Thursday, October 27, 2011


TB with large Cavity on X-ray
 The new TB Ward in progress
At any time we usually have one or two patients in the four bed TB Ward.  Today we have seven patients who have contagious TB which is taxing our ability to quarantine these patients from the other patients in the hospital.  With only having the one ward it requires having men and women sharing the same room which is not very ideal.
Fortunately we are in the process of building a new TB Ward behind the Medical Ward.  This has been possible with some very generous contributions from MDA supporters.  The new TB Ward will have separate rooms for men and women and will provide more aeration making it safer for staff and families who are caring for the patients.  The facility will also provide us a place to isolate extremely contagious patients such as those with Cholera.

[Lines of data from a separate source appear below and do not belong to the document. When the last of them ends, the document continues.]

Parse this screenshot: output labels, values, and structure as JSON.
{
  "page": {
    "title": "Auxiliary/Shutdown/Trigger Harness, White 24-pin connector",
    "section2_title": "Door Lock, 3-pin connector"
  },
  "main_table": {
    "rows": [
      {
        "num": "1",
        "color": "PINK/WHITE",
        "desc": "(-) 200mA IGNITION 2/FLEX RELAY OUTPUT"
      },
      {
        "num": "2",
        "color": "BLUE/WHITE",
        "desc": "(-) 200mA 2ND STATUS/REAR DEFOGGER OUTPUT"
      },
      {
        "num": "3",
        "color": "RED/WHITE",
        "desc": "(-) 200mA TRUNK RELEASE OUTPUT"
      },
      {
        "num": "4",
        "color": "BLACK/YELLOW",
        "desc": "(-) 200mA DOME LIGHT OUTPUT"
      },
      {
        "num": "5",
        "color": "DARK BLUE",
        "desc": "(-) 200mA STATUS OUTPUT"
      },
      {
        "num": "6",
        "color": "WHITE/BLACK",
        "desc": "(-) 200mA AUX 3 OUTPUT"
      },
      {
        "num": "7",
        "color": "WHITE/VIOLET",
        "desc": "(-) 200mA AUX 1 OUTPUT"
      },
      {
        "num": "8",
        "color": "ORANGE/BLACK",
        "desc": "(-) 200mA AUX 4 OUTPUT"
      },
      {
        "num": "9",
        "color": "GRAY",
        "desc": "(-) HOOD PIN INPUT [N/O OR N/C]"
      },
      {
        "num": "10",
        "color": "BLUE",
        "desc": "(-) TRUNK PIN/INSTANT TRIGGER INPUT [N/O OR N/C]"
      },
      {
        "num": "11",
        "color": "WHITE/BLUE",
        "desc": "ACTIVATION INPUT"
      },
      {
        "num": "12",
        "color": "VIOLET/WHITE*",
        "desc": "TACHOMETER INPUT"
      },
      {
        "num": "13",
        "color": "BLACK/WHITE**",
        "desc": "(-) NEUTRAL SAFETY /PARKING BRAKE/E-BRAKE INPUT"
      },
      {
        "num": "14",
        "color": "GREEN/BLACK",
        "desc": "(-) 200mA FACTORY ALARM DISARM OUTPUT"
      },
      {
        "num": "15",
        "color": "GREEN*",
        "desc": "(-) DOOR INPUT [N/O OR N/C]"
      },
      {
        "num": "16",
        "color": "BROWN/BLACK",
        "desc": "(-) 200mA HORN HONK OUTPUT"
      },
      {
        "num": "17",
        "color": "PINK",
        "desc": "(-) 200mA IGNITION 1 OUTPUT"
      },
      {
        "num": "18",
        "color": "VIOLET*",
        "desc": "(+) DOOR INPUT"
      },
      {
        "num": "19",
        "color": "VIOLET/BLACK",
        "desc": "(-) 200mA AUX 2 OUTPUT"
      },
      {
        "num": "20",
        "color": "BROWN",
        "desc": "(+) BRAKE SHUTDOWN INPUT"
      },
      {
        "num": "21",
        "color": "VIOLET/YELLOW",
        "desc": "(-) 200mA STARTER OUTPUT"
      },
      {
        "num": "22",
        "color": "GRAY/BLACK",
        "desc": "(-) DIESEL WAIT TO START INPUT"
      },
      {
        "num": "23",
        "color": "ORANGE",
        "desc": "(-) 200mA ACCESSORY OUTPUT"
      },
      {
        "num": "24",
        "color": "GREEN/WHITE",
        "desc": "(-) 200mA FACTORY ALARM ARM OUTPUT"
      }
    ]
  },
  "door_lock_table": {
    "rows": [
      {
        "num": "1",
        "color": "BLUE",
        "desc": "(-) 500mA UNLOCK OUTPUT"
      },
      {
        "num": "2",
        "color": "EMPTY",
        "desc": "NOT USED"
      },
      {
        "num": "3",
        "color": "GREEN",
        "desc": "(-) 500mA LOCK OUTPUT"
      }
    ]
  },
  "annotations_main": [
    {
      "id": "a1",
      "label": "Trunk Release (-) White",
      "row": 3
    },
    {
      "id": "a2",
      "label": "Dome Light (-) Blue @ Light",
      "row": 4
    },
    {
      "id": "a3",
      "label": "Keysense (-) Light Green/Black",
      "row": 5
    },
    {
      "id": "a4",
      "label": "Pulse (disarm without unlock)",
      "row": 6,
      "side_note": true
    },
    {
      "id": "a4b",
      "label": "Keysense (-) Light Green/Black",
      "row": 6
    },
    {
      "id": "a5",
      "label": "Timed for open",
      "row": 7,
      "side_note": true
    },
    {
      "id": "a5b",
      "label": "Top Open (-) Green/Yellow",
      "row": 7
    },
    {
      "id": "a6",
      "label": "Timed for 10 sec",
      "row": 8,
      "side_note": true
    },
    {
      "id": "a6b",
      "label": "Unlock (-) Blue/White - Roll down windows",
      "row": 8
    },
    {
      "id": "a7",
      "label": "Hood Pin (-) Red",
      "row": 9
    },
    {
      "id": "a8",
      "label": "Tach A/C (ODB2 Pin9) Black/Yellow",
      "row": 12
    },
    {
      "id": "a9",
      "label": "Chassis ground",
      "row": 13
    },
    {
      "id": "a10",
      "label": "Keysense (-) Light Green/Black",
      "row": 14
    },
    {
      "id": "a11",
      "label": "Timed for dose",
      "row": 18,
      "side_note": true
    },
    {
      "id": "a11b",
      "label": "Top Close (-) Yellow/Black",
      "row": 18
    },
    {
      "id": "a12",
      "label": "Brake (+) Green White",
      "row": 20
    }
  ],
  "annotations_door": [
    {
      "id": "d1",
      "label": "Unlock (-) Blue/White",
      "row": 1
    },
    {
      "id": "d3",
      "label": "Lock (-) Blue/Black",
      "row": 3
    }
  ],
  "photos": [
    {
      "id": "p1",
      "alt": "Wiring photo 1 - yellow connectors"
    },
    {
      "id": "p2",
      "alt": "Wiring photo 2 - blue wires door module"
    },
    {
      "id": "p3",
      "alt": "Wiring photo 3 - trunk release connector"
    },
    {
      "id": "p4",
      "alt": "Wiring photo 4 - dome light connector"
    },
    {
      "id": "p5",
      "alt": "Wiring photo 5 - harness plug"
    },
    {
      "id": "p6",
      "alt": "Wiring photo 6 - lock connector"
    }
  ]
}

Monday, October 24, 2011


Vitalis feeling better
Vitalis is a 4 year old boy who was admitted several days ago with abdominal swelling and generalized edema.  He has generally not felt well and has been crying a lot.  He has one of those cries that is piercing and you hear it from 2 wards away.  As I entered Ward 2 today it was quiet.  To my delight I found a smiling Vitalis grinning at me from his mother’s side.  We are treating him for Nephrotic Syndrome and today his swelling was down and his spirits were up.  Hopefully he will continue to recover.

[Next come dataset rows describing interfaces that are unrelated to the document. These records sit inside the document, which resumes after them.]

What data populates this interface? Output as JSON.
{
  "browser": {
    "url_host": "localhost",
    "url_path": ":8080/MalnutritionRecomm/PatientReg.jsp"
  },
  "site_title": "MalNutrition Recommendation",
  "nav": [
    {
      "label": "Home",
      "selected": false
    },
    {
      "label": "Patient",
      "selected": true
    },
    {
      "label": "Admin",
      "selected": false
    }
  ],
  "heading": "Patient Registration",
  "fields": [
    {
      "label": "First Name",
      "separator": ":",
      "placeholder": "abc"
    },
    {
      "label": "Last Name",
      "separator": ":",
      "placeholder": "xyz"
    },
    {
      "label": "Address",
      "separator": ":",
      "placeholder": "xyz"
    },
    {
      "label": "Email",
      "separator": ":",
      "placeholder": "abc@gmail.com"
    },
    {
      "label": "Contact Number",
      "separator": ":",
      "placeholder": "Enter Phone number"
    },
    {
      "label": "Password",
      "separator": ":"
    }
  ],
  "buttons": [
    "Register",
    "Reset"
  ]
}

Friday, October 21, 2011


Earlier this year the government supplied HIV medications were in short supply.  Rather than getting their normal 1-2 months of medications patients received only 3-14 days of medication and occasionally none.  This required more frequent trips to pick up medication with obvious increased time and transportation costs for the patient.  At the time I wondered what effect the shortages would have on the patients compliance long term.  

Today 53 year old William presented with 2 months of fever, cough and diarrhea. William has HIV and had been on HIV medications since 2008. He had been very faithful about collecting his medications monthly. In January when he came in there were no medications available and he was told to come back in 1 week and see if we had any then. William never returned until his illness today. Did he initially notice no change in how he felt off his medications? Did he figure if we had no medications it was no longer important to take them. Regardless, every month he missed made it more difficult to come in and explain his absences. William will hopefully recover from his present illness which may be TB. His HIV may be now resistant to his prior medications. If that is the case we have only one medication left to give him. 

Thursday, October 20, 2011

California Connection

Presbyterian Intercommunity Hospital has a Family Practice Residency Program in Whittier, California.  Each year, 2 of the 6 FP Residents are chosen for a Tropical Medicine Track within the residency program.  The selected Residents spend 1 month during their 2nd and 3rd years of training doing a Tropical Medicine Rotation in Africa.  Dr Laura Dooley accompanies the Residents on those rotations.  Last month Dr Laura accompanied Drs Eric and Kristen to Njinikom.  Because of Dr Laura’s experience of working in similar African Hospitals, they quickly took over care of all the patients on the Medical and Pediatric Wards.  It was wonderful to work along side these Drs for the month and discuss diagnosis and treatment options.

The experience went well for all parties involved so it is hopeful that this will become a yearly event.

Thursday, October 13, 2011


Monday morning an elderly man presented to the OPD after being stung by hundreds of bees.  His face was extremely swollen and his voice was hoarse.  Fortunately, he had no difficulties with swallowing or breathing.  After removing a large number of stingers from his face and arms we admitted him and gave him some IV steroids.  Within a few hours  his swelling was significantly reduced and he was able to return home the next day.

Wednesday, October 5, 2011


Last year a nursery was established adjacent to the Maternity Nurse’s Station.  Most days it is empty as the babies usually are with their mothers on the Maternity Ward.  Sick or premature babies are kept in the Nursery.  Since we are still in the rainy season it was time to pour.  

This morning there were 7 preemies in the Nursery ranging from 2.5 to 4.0 pounds and all were doing well.  The first 6 got incubator space only because there were 2 sets of twins.  The hefty 4 pounder is relying on a half dozen blankets to keep him warm.  2 of the babies were born at Health Centers and referred here because of there small size.